City of Brunswick, Georgia
Junction of Highway #25. Gloucester Street - West side of highway. Among its numerous assets, Brunswick is the second largest concentration of documented historic structures in Georgia. The nearby islands of St. Simons and Jekyll lure visitors with the promise of beaches, resorts, and historic sites; it has long been known as the 'Gateway to the Golden Isles.'
84.7
136.3
Roadside turnout
Picnic area available - East side of highway.
85.8
138.0
View from highway.
Junction of Highway #341 - East side of highway.
86.4
139.1
View from highway
View from highway driving South.
86.8
139.7
View from highway
Driving south.
87.0
140.0
View from highway
View from highway driving South.
87.6
141.0
View from highway
View from highway driving South.
88.1
141.8
Junction of Highway #520
Also known as the Jekyll Island Causeway; access to Jekyll Island and the Jekyll Island Authority State Resort Park.
89.0
143.3
View from highway
View from highway driving South.
91.8
147.8
View from highway
View from highway driving South.
92.0
148.0
Community of Fancy Bluff, Georgia

93.2
150.0
Services and fuel off highway
Both sides of highway.
93.4
150.3
Access to I-95 North
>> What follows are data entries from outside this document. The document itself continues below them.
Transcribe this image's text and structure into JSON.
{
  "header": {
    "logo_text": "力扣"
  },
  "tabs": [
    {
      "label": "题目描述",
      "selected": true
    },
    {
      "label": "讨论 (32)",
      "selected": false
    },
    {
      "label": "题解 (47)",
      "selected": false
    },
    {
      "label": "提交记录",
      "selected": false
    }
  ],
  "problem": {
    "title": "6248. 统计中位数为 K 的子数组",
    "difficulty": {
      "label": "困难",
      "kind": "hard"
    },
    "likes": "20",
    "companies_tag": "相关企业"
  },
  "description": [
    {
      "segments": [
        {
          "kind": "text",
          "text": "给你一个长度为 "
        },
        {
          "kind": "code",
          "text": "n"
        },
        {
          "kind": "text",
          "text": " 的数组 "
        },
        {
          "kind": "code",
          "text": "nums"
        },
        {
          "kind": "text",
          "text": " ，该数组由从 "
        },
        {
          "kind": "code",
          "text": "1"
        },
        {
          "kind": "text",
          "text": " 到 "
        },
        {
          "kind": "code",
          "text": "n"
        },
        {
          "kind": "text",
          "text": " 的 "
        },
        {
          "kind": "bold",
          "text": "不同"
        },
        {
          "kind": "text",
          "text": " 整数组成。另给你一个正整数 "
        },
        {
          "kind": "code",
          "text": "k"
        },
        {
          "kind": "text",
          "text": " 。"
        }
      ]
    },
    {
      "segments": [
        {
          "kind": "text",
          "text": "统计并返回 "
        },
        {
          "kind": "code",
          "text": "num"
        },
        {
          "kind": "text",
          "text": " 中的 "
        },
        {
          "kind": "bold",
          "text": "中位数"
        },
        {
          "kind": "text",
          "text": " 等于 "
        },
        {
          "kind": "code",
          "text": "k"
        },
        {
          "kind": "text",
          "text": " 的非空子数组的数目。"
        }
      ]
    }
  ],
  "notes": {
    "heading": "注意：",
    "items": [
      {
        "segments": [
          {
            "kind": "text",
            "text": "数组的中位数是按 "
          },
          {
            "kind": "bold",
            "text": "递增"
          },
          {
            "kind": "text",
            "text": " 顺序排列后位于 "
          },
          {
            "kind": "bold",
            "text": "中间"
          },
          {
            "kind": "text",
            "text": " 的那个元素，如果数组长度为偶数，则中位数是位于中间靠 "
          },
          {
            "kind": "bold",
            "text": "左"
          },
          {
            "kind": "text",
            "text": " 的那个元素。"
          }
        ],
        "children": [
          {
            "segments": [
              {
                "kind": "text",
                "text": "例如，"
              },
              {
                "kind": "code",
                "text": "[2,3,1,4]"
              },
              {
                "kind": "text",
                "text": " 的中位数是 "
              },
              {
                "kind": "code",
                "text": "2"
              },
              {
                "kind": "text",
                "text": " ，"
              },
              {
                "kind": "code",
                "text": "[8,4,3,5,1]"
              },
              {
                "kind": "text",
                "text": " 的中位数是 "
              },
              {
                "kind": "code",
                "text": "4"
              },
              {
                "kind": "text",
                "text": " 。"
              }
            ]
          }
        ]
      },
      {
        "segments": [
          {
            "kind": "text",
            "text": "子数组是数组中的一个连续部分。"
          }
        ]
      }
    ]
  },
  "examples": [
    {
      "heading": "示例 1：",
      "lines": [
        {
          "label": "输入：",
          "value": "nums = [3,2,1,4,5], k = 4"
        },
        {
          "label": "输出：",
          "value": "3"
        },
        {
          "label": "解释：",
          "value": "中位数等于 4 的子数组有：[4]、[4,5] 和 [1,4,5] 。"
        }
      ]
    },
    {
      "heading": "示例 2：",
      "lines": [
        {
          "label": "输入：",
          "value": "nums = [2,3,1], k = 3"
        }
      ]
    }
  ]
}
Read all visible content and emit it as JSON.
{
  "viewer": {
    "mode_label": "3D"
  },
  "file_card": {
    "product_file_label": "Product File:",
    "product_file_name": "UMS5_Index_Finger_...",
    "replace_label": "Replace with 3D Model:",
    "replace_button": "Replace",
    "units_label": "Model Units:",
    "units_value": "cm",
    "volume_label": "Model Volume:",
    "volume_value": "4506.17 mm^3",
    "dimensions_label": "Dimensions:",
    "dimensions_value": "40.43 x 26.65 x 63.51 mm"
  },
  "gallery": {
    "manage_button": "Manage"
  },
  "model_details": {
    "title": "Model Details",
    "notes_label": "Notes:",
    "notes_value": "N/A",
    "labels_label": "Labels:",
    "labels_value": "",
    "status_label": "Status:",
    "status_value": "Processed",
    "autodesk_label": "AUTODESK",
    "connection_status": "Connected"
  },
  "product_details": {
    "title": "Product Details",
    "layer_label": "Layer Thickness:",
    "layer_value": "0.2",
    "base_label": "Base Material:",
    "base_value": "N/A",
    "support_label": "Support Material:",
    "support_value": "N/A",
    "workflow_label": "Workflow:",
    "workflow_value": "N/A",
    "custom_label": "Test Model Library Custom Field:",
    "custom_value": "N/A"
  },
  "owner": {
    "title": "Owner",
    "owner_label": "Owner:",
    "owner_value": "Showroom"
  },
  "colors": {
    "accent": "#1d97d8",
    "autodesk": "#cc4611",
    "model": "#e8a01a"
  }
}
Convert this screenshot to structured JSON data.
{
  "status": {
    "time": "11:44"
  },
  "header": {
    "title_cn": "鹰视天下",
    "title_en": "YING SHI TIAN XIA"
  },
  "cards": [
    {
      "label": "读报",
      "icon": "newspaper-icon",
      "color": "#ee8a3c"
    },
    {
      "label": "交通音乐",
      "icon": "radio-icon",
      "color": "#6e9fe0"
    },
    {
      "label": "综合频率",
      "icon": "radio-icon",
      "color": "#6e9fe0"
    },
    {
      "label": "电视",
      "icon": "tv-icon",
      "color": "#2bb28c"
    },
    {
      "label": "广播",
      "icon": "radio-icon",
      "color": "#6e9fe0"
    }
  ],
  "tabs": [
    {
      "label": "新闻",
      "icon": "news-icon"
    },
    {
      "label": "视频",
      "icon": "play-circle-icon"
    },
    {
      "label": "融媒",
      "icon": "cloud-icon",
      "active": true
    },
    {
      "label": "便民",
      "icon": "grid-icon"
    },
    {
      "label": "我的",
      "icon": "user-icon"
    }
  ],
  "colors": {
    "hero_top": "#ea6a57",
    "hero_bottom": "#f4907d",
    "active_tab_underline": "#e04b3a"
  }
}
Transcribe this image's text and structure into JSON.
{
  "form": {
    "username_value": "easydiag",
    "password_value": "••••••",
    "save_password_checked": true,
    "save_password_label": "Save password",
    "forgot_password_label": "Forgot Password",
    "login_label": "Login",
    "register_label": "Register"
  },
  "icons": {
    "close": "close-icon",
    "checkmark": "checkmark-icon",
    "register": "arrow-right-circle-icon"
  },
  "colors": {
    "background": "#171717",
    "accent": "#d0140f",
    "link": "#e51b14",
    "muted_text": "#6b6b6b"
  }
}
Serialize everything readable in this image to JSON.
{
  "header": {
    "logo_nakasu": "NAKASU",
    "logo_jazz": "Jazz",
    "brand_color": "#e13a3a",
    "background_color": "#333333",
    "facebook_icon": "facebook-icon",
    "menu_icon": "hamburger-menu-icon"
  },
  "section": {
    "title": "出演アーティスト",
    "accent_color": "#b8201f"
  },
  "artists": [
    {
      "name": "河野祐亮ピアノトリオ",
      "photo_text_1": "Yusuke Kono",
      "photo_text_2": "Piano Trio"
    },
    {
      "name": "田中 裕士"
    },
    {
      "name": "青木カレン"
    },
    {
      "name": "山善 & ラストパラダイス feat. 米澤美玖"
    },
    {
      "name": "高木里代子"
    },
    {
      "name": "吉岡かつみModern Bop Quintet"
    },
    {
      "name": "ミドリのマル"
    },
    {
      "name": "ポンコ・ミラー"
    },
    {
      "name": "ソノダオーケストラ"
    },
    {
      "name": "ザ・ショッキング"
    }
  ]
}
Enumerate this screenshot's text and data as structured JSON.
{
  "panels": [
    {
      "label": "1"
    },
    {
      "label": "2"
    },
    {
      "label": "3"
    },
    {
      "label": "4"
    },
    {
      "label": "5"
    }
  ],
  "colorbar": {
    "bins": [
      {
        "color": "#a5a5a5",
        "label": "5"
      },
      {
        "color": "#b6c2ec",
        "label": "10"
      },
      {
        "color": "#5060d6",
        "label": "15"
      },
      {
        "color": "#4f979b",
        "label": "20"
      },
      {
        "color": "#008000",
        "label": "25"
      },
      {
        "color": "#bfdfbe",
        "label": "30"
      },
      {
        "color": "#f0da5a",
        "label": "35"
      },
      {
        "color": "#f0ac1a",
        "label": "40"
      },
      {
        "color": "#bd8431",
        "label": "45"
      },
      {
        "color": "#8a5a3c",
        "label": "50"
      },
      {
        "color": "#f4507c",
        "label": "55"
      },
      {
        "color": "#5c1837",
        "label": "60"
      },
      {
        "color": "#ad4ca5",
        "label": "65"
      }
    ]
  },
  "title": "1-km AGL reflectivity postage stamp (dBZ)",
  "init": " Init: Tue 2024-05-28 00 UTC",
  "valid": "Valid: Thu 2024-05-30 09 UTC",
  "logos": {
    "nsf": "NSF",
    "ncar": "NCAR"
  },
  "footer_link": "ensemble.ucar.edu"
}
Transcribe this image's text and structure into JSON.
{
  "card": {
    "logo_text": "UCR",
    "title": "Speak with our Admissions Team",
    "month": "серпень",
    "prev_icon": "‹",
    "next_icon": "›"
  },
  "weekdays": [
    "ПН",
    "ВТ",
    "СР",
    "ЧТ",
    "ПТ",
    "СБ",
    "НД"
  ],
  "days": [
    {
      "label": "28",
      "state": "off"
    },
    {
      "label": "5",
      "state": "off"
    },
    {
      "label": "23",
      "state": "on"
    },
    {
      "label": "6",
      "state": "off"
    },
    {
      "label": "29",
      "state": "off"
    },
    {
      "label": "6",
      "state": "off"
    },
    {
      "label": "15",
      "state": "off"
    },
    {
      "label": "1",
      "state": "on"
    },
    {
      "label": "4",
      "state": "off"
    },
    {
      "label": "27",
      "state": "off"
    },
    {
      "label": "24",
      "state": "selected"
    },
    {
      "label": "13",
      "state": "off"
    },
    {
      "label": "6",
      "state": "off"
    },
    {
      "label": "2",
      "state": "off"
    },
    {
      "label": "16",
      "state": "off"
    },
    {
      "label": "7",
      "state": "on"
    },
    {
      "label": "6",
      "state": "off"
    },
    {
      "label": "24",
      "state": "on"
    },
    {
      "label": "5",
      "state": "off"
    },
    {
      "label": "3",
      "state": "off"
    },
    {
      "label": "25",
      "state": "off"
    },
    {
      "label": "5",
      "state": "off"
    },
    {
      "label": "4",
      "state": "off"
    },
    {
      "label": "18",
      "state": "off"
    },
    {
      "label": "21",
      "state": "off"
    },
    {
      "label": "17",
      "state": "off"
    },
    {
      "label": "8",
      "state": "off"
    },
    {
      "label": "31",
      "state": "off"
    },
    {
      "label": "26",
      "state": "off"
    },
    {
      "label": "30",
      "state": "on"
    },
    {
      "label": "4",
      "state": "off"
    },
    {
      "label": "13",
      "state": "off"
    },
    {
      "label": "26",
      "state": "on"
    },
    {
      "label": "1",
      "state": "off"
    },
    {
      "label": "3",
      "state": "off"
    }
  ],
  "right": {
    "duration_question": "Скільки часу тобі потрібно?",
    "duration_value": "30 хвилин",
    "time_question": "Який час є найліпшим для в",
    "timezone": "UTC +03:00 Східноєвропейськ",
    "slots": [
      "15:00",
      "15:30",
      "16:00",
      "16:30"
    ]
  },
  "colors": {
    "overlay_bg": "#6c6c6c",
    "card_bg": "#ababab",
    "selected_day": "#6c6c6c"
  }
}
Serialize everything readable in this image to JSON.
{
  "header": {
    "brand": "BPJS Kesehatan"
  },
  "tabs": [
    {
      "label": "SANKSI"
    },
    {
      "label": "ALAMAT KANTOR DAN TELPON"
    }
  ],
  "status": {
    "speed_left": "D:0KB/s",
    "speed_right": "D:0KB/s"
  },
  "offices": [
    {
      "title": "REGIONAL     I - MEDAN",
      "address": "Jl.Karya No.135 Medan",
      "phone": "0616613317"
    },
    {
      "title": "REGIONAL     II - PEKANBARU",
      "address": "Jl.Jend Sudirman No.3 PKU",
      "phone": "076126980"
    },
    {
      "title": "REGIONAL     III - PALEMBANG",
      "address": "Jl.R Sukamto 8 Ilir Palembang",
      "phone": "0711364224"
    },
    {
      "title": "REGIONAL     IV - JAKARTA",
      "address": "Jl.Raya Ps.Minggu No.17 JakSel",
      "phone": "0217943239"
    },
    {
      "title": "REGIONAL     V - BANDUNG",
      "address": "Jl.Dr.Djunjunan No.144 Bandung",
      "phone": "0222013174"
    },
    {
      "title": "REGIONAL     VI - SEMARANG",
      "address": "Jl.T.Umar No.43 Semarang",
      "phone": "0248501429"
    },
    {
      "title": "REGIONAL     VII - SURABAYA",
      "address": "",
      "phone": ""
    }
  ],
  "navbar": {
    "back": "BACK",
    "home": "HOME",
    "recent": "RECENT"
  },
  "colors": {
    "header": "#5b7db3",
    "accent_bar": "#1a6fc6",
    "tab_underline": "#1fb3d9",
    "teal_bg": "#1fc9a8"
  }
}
93.6
150.7
Access to I-95 South
To city of Jacksonville, Florida.
93.8
151.0
Dungeness Drive
Access to fuel off highway.
94.1
151.5
Junction of Highway #303
Services and fuel at both sides of highway.
95.1
153.1
Roadside turnout
Paved, no services - East side of highway.
96.7
155.6
View from highway
Point of Information - crossing Little Satilla River. Photo view of the Little Satilla River.
97.5
156.9
Camden County
Northern limits.
97.6
157.0
Access to community of Spring Bluff, Georgia
East side of highway.
103.8
167.0
Community of Waverly, Georgia
Junction of Highway #110 to community of Atkinson, Georgia. Gas and diesel at West side of highway.
104.6
168.4
Point of Information
Crossing Waverly Creek.
105.0
168.9
Point of Information
Crossing Little Waverly Creek.
106.4
171.3
View from highway
View from highway driving South.
107.9
173.7
Community of White Oak, Georgia
Junction of Highway #252 to communities of Tarboro, Georgia and Jerusalem, Georgia.
110.4
177.6
Point of Information
Crossing Tower Swamp.
111.9
180.0
View from highway
Point of Information - crossing Satilla Creek.
111.9
180.0
City of Woodbine, Georgia, - Photo - Woodbine welcome highway sign
Access to Woodbine business area. Established 1873 - Home of Georgia's Offical Crawfish Festival.
112.3
180.8
Junction of Highway #110
Access to community of Folkston, Georgia.
113.0
181.8
Junction of Highway #25
Access to Interstate Highway #95 - East of highway.
115.0
185.0
Point of Information
Crossing Walker Swamp.
121.4
195.4
Point of Information
Crossing North Fork.
121.7
195.9
Point of Information
Crossing Crooked River.
122.5
197.2
Services and gas at highway
East side of highway.
124.0
199.5
King Avenue
Community of Kingsland. Junction of Highway #40 - West to community of Folkston, Georgia and East to community of St. Marys, Georgia.
126.0
202.7
Access to I-95
East side of highway.
126.6
203.8
View from highway
Highway #17 joins I-95 South at this point.
127.8
205.7
View from highway
View from highway driving South.
128.3
206.4
Exit #1 - St. Marys Road
Access to Cumberland Island National Seashore.
129.3
208.0
View from highway
Point of Information - crossing St. Marys River.
129.6
208.5

Welcome to Florida. This is the Florida/Georgia State Line. Start / Finish of highway travel log. - S&e